  2. Hi Diana,
    Your fried chicken looks so temptingly delicious! I love belacan and nam yue, but have never paired them together! Yummilicious!
    Thanks for linking with CYB!

    1. Hi Joyce, it was a strange combo and strangely, they worked well together :)

  3. Diana, two pungent ingredients but such a delicious outcome! I am going to try your method of roasting and then frying. It makes a lot of sense!

    1. Hi Phong Hong, I was also very surprised at how good this turned out!! My hb used to own restaurants and the chefs always pre-cook the chicken and fry before serving. Saves so much time!!

  4. Hi Diana,

    Like you said, I love eating food with belacan but cooking with belacan can make the whole house smell like belacan too!!! Nevermind the smell... just enjoy the delicious chicken first :p
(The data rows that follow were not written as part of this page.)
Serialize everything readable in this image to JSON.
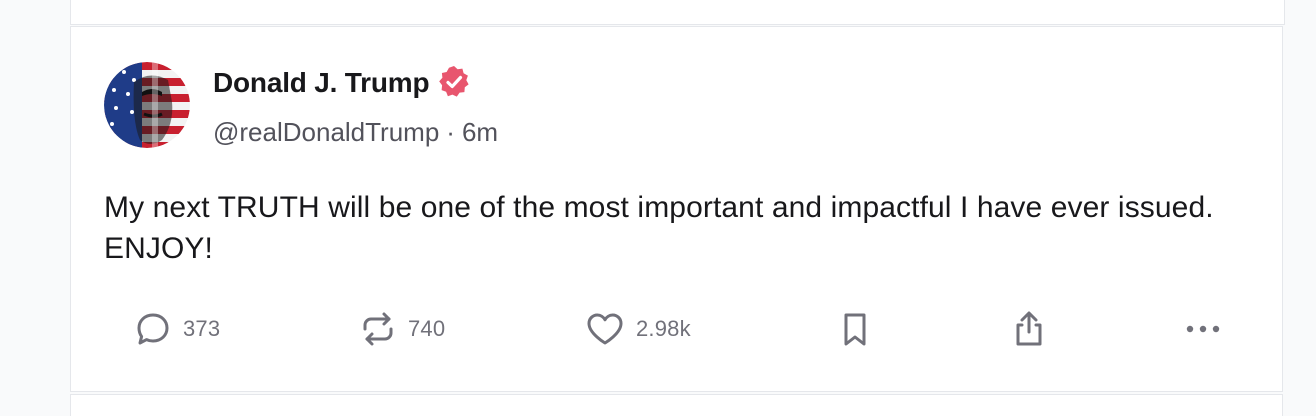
{
  "post": {
    "author": {
      "display_name": "Donald J. Trump",
      "handle": "@realDonaldTrump",
      "verified": true,
      "verified_color": "#e8566e"
    },
    "timestamp_separator": "·",
    "timestamp": "6m",
    "text": "My next TRUTH will be one of the most important and impactful I have ever issued. ENJOY!",
    "actions": {
      "reply": {
        "icon": "reply-icon",
        "count": "373"
      },
      "retruth": {
        "icon": "retruth-icon",
        "count": "740"
      },
      "like": {
        "icon": "heart-icon",
        "count": "2.98k"
      },
      "bookmark": {
        "icon": "bookmark-icon"
      },
      "share": {
        "icon": "share-icon"
      },
      "more": {
        "icon": "more-icon"
      }
    }
  },
  "colors": {
    "text_primary": "#18181b",
    "text_secondary": "#52525b",
    "icon_gray": "#71717a",
    "card_border": "#e5e7eb",
    "background": "#f9fafb"
  }
}
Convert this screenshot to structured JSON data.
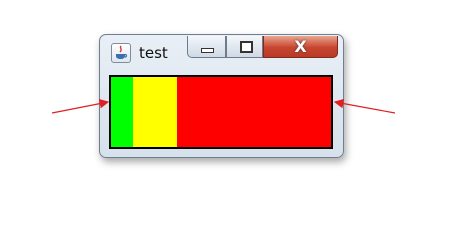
{
  "window": {
    "title": "test",
    "close_glyph": "X",
    "icons": {
      "app": "java-app-icon",
      "minimize": "minimize-icon",
      "maximize": "maximize-icon",
      "close": "close-icon"
    }
  },
  "content": {
    "segments": [
      {
        "name": "green-segment",
        "color": "#00ff00",
        "fraction": 0.1
      },
      {
        "name": "yellow-segment",
        "color": "#ffff00",
        "fraction": 0.2
      },
      {
        "name": "red-segment",
        "color": "#ff0000",
        "fraction": 0.7
      }
    ]
  },
  "annotations": {
    "arrow_color": "#e02020"
  }
}
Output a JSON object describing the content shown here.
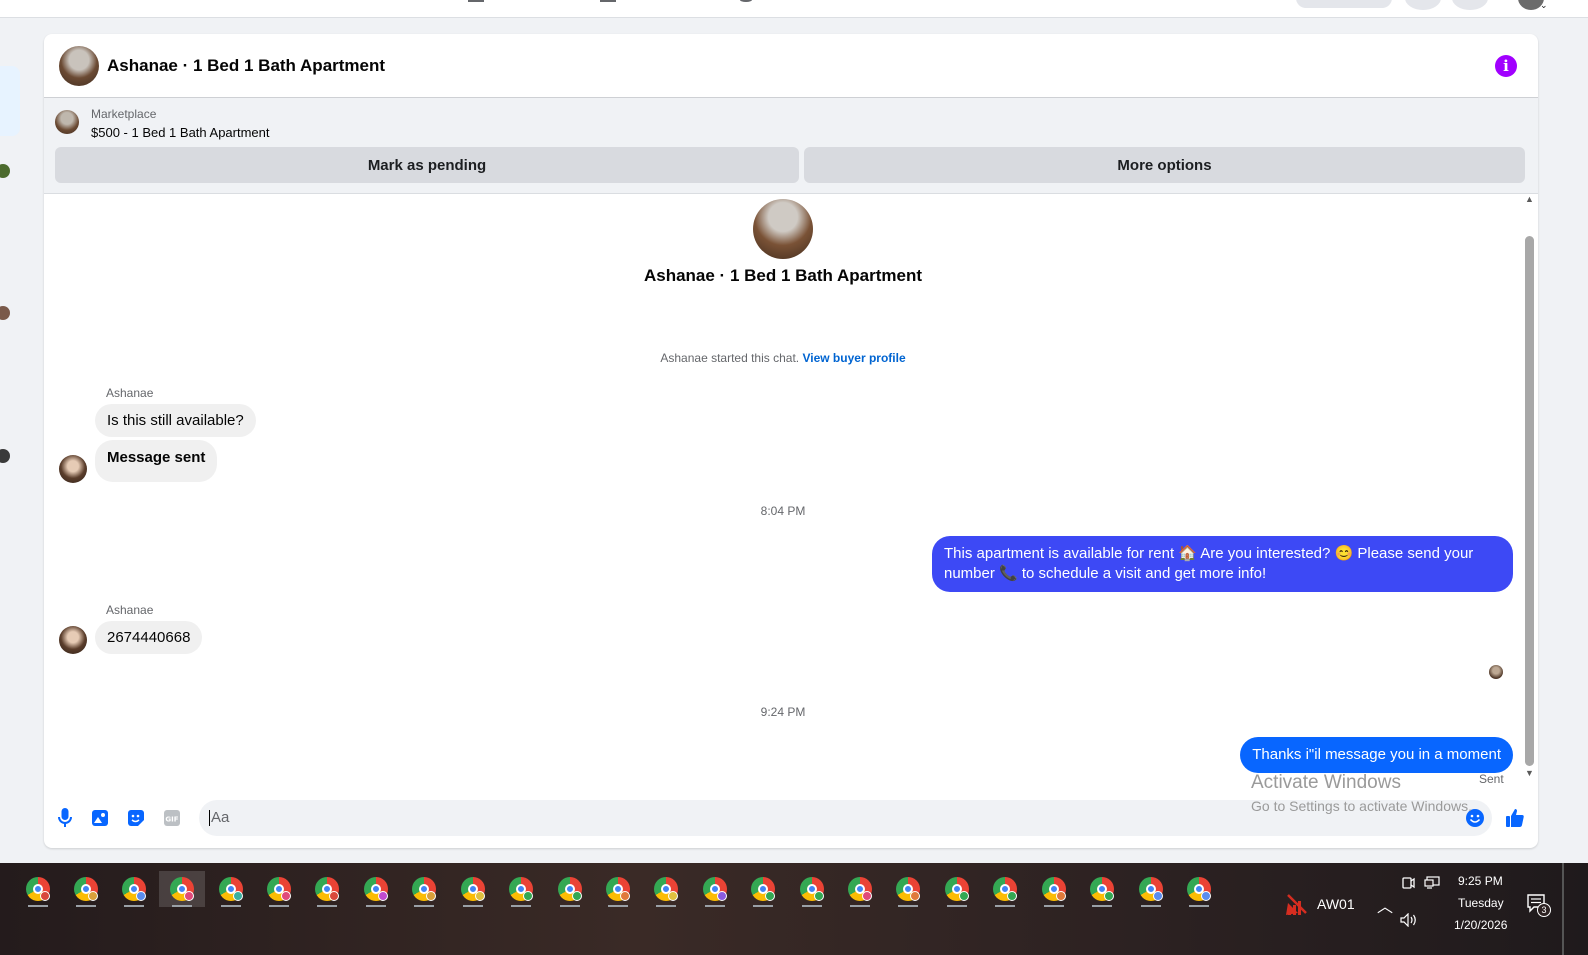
{
  "header": {
    "title": "Ashanae · 1 Bed 1 Bath Apartment"
  },
  "marketplace": {
    "label": "Marketplace",
    "listing": "$500 - 1 Bed 1 Bath Apartment",
    "mark_pending_label": "Mark as pending",
    "more_options_label": "More options"
  },
  "chat": {
    "title": "Ashanae · 1 Bed 1 Bath Apartment",
    "started_text": "Ashanae started this chat.",
    "view_profile_label": "View buyer profile",
    "messages": [
      {
        "sender": "Ashanae",
        "text": "Is this still available?"
      },
      {
        "text": "Message sent"
      },
      {
        "time": "8:04 PM"
      },
      {
        "text": "This apartment is available for rent 🏠 Are you interested? 😊 Please send your number 📞 to schedule a visit and get more info!"
      },
      {
        "sender": "Ashanae",
        "text": "2674440668"
      },
      {
        "time": "9:24 PM"
      },
      {
        "text": "Thanks i\"il message you in a moment"
      }
    ],
    "sent_status": "Sent"
  },
  "composer": {
    "placeholder": "Aa"
  },
  "watermark": {
    "line1": "Activate Windows",
    "line2": "Go to Settings to activate Windows."
  },
  "taskbar": {
    "tray_app": "AW01",
    "time": "9:25 PM",
    "day": "Tuesday",
    "date": "1/20/2026",
    "notification_count": "3"
  },
  "colors": {
    "outgoing_bubble_1": "#3d49f5",
    "outgoing_bubble_2": "#0866ff",
    "info_icon": "#a100ff",
    "link": "#0064d1"
  }
}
    1. Hey Zoe, in the case of belacan, it is really suffer before you can enjoy deliciousness! haha.